DATA SUPPLIED section start
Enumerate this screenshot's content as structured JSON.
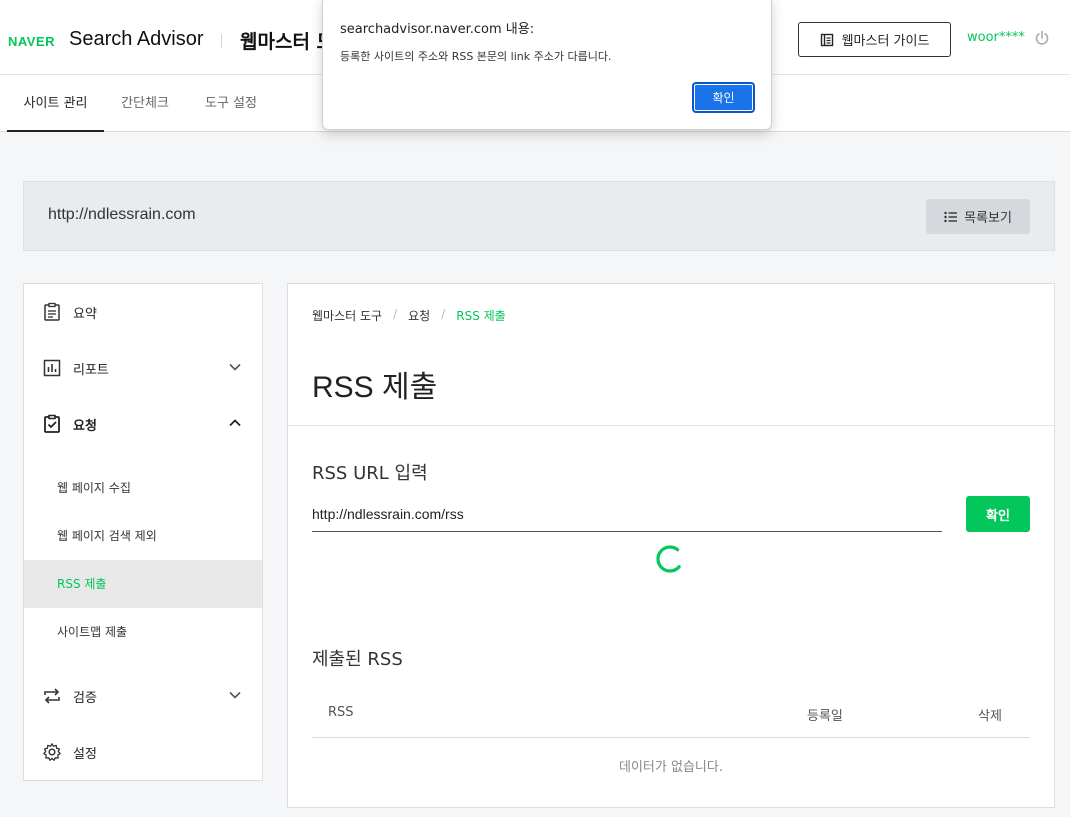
{
  "header": {
    "naver_logo": "NAVER",
    "brand": "Search Advisor",
    "title": "웹마스터 도구",
    "guide_button": "웹마스터 가이드",
    "user": "woor****"
  },
  "tabs": [
    {
      "label": "사이트 관리",
      "active": true
    },
    {
      "label": "간단체크",
      "active": false
    },
    {
      "label": "도구 설정",
      "active": false
    }
  ],
  "site": {
    "url": "http://ndlessrain.com",
    "list_button": "목록보기"
  },
  "sidebar": {
    "items": [
      {
        "label": "요약",
        "icon": "clipboard-icon"
      },
      {
        "label": "리포트",
        "icon": "chart-icon"
      },
      {
        "label": "요청",
        "icon": "clipboard-check-icon"
      },
      {
        "label": "검증",
        "icon": "repeat-icon"
      },
      {
        "label": "설정",
        "icon": "gear-icon"
      }
    ],
    "subitems": [
      {
        "label": "웹 페이지 수집"
      },
      {
        "label": "웹 페이지 검색 제외"
      },
      {
        "label": "RSS 제출"
      },
      {
        "label": "사이트맵 제출"
      }
    ]
  },
  "main": {
    "breadcrumb": [
      "웹마스터 도구",
      "요청",
      "RSS 제출"
    ],
    "title": "RSS 제출",
    "input_section": "RSS URL 입력",
    "input_value": "http://ndlessrain.com/rss",
    "confirm_button": "확인",
    "submitted_section": "제출된 RSS",
    "columns": [
      "RSS",
      "등록일",
      "삭제"
    ],
    "empty_message": "데이터가 없습니다."
  },
  "dialog": {
    "title": "searchadvisor.naver.com 내용:",
    "message": "등록한 사이트의 주소와 RSS 본문의 link 주소가 다릅니다.",
    "ok_button": "확인"
  },
  "colors": {
    "brand_green": "#03c75a",
    "dialog_blue": "#1a73e8"
  }
}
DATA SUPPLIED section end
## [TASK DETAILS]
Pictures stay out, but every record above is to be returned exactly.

## [TASK SOLUTION]
Enumerate this screenshot's content as structured JSON.
{
  "header": {
    "naver_logo": "NAVER",
    "brand": "Search Advisor",
    "title": "웹마스터 도구",
    "guide_button": "웹마스터 가이드",
    "user": "woor****"
  },
  "tabs": [
    {
      "label": "사이트 관리",
      "active": true
    },
    {
      "label": "간단체크",
      "active": false
    },
    {
      "label": "도구 설정",
      "active": false
    }
  ],
  "site": {
    "url": "http://ndlessrain.com",
    "list_button": "목록보기"
  },
  "sidebar": {
    "items": [
      {
        "label": "요약",
        "icon": "clipboard-icon"
      },
      {
        "label": "리포트",
        "icon": "chart-icon"
      },
      {
        "label": "요청",
        "icon": "clipboard-check-icon"
      },
      {
        "label": "검증",
        "icon": "repeat-icon"
      },
      {
        "label": "설정",
        "icon": "gear-icon"
      }
    ],
    "subitems": [
      {
        "label": "웹 페이지 수집"
      },
      {
        "label": "웹 페이지 검색 제외"
      },
      {
        "label": "RSS 제출"
      },
      {
        "label": "사이트맵 제출"
      }
    ]
  },
  "main": {
    "breadcrumb": [
      "웹마스터 도구",
      "요청",
      "RSS 제출"
    ],
    "title": "RSS 제출",
    "input_section": "RSS URL 입력",
    "input_value": "http://ndlessrain.com/rss",
    "confirm_button": "확인",
    "submitted_section": "제출된 RSS",
    "columns": [
      "RSS",
      "등록일",
      "삭제"
    ],
    "empty_message": "데이터가 없습니다."
  },
  "dialog": {
    "title": "searchadvisor.naver.com 내용:",
    "message": "등록한 사이트의 주소와 RSS 본문의 link 주소가 다릅니다.",
    "ok_button": "확인"
  },
  "colors": {
    "brand_green": "#03c75a",
    "dialog_blue": "#1a73e8"
  }
}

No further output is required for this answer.